In this website, I will establish "quantum languge (= measurement theory (=MT))", whose location in the worldviews is as follows:
The above figure ( particularly, ⑦⑨) asserts that quantum language, roughly speaking, has three aspects:
$$
\left\{\begin{array}{ll}
\mbox{ ⑦ :the standard interpretation of quantum mechanics}
\\
\mbox{
$\qquad$
(i.e., the true colors of the Copenhagen interpretation)
}
\\
\\
\mbox{ ⑧ :
the final goal of the dualistic idealism (Descartes=Kant philosophy)
}
\\
\\
\mbox{ ⑨ :
theoretical statistics of the future
}
\end{array}\right.
$$
In this book, we mainly devote ourselves to ⑦ and ⑨ . Also, I believe that
$$
\mbox{⑧} \approx \mbox{the linguistic interpretation of quantum mechanics}

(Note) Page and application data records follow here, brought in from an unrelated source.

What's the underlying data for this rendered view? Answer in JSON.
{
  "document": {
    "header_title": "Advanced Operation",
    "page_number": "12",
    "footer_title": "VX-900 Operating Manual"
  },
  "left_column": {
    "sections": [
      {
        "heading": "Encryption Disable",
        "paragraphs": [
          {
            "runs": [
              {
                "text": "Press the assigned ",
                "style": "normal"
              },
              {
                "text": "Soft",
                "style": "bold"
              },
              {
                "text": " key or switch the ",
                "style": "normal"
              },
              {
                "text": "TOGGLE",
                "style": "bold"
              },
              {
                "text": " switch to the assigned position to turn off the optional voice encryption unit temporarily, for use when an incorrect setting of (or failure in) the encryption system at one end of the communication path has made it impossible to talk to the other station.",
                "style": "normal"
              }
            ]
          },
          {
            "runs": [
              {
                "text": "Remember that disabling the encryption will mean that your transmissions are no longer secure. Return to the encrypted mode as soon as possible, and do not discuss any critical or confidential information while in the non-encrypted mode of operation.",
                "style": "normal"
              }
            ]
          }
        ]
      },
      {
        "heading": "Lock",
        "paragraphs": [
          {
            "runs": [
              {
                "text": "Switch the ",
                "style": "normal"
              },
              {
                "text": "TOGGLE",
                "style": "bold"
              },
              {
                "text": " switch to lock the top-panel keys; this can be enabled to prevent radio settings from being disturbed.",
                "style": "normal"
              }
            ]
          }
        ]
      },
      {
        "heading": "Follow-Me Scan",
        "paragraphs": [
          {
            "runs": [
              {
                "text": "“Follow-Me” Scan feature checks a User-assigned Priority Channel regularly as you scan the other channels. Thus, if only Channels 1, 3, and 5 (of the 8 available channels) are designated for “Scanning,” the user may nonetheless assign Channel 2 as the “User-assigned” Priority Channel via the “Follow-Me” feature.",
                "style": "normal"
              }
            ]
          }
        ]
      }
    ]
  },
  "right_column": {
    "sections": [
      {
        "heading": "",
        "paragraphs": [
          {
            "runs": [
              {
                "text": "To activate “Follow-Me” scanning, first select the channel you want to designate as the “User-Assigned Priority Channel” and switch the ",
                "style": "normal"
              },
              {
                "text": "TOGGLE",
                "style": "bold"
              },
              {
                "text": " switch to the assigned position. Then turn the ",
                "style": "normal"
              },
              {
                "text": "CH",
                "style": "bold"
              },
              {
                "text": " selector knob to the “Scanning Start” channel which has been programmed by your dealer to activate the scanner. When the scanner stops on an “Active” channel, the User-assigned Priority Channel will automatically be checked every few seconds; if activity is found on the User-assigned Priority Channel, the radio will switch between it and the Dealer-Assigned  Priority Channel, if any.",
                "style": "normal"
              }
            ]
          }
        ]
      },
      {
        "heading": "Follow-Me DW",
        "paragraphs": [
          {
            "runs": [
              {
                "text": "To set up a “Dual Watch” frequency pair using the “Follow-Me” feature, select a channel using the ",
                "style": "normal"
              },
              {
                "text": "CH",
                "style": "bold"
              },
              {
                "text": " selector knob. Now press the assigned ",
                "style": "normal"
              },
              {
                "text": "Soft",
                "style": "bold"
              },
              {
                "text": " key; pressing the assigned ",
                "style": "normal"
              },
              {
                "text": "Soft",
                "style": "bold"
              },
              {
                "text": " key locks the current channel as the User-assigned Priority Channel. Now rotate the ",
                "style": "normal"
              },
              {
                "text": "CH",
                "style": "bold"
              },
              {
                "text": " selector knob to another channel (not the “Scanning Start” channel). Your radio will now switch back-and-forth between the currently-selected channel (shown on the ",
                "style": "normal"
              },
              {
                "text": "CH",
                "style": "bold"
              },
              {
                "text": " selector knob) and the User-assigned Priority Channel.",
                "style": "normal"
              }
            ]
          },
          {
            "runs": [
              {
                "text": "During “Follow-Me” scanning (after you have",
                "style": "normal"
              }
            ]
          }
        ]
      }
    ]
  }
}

$$
therefore, the ⑧ will be discussed here and there in this book.
$\fbox{Note 1.1}$  [Two quantum mechanics] If most physicists feel something like metaphysics in quantum mechanics( particularly, the Copenhagen interpretation of quantum mechanics ),
the reason will be found in Fig. 1.1. That is, we consider that there are two "quantum mechanics", namely, "(realistic) quantum mechanics" in D and ”(metaphysical) quantum mechanics" in I. i.e.,
$$
\mbox{quantum mechanics}
\left\{\begin{array}{ll}
\mbox{"(realistic) quantum mechanics" in D}
\\
\\
\mbox{"(metaphysical) quantum mechanics" in I}
\end{array}\right.
$$
The former is not completed yet. The latter is "the usual quantum mechanics" studied in undergraduate course of university. In this lecture, we are not concerned with the former.